[Data about app and page elements]

*** Begin section ***

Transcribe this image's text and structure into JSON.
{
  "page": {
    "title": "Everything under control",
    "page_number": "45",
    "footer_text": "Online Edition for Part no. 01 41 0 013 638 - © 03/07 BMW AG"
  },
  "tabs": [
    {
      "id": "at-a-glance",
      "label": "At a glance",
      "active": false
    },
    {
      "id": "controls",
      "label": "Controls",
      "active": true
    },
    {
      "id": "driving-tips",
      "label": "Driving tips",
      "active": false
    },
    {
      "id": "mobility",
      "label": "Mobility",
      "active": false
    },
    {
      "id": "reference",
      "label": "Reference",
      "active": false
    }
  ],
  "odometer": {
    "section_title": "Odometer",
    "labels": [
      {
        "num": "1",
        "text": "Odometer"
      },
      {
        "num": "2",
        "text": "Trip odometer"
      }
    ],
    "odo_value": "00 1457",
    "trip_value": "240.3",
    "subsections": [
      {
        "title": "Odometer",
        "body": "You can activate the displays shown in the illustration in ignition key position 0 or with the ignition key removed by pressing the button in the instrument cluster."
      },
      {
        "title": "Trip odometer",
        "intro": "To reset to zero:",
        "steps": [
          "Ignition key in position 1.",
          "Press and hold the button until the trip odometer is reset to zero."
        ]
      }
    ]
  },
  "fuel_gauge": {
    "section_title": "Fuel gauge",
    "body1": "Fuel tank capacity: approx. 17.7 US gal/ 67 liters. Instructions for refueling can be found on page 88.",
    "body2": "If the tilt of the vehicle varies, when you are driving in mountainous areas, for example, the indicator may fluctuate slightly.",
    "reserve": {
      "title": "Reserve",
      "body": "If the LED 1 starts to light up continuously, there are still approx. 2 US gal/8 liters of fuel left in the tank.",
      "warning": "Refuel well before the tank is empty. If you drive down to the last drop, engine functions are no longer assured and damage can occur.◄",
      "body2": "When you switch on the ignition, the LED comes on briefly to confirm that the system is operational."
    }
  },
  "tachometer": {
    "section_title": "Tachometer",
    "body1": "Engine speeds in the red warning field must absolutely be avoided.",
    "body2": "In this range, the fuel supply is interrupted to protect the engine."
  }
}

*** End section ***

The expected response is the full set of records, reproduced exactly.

Transcribe this image's text and structure into JSON.
{
  "page": {
    "title": "Everything under control",
    "page_number": "45",
    "footer_text": "Online Edition for Part no. 01 41 0 013 638 - © 03/07 BMW AG"
  },
  "tabs": [
    {
      "id": "at-a-glance",
      "label": "At a glance",
      "active": false
    },
    {
      "id": "controls",
      "label": "Controls",
      "active": true
    },
    {
      "id": "driving-tips",
      "label": "Driving tips",
      "active": false
    },
    {
      "id": "mobility",
      "label": "Mobility",
      "active": false
    },
    {
      "id": "reference",
      "label": "Reference",
      "active": false
    }
  ],
  "odometer": {
    "section_title": "Odometer",
    "labels": [
      {
        "num": "1",
        "text": "Odometer"
      },
      {
        "num": "2",
        "text": "Trip odometer"
      }
    ],
    "odo_value": "00 1457",
    "trip_value": "240.3",
    "subsections": [
      {
        "title": "Odometer",
        "body": "You can activate the displays shown in the illustration in ignition key position 0 or with the ignition key removed by pressing the button in the instrument cluster."
      },
      {
        "title": "Trip odometer",
        "intro": "To reset to zero:",
        "steps": [
          "Ignition key in position 1.",
          "Press and hold the button until the trip odometer is reset to zero."
        ]
      }
    ]
  },
  "fuel_gauge": {
    "section_title": "Fuel gauge",
    "body1": "Fuel tank capacity: approx. 17.7 US gal/ 67 liters. Instructions for refueling can be found on page 88.",
    "body2": "If the tilt of the vehicle varies, when you are driving in mountainous areas, for example, the indicator may fluctuate slightly.",
    "reserve": {
      "title": "Reserve",
      "body": "If the LED 1 starts to light up continuously, there are still approx. 2 US gal/8 liters of fuel left in the tank.",
      "warning": "Refuel well before the tank is empty. If you drive down to the last drop, engine functions are no longer assured and damage can occur.◄",
      "body2": "When you switch on the ignition, the LED comes on briefly to confirm that the system is operational."
    }
  },
  "tachometer": {
    "section_title": "Tachometer",
    "body1": "Engine speeds in the red warning field must absolutely be avoided.",
    "body2": "In this range, the fuel supply is interrupted to protect the engine."
  }
}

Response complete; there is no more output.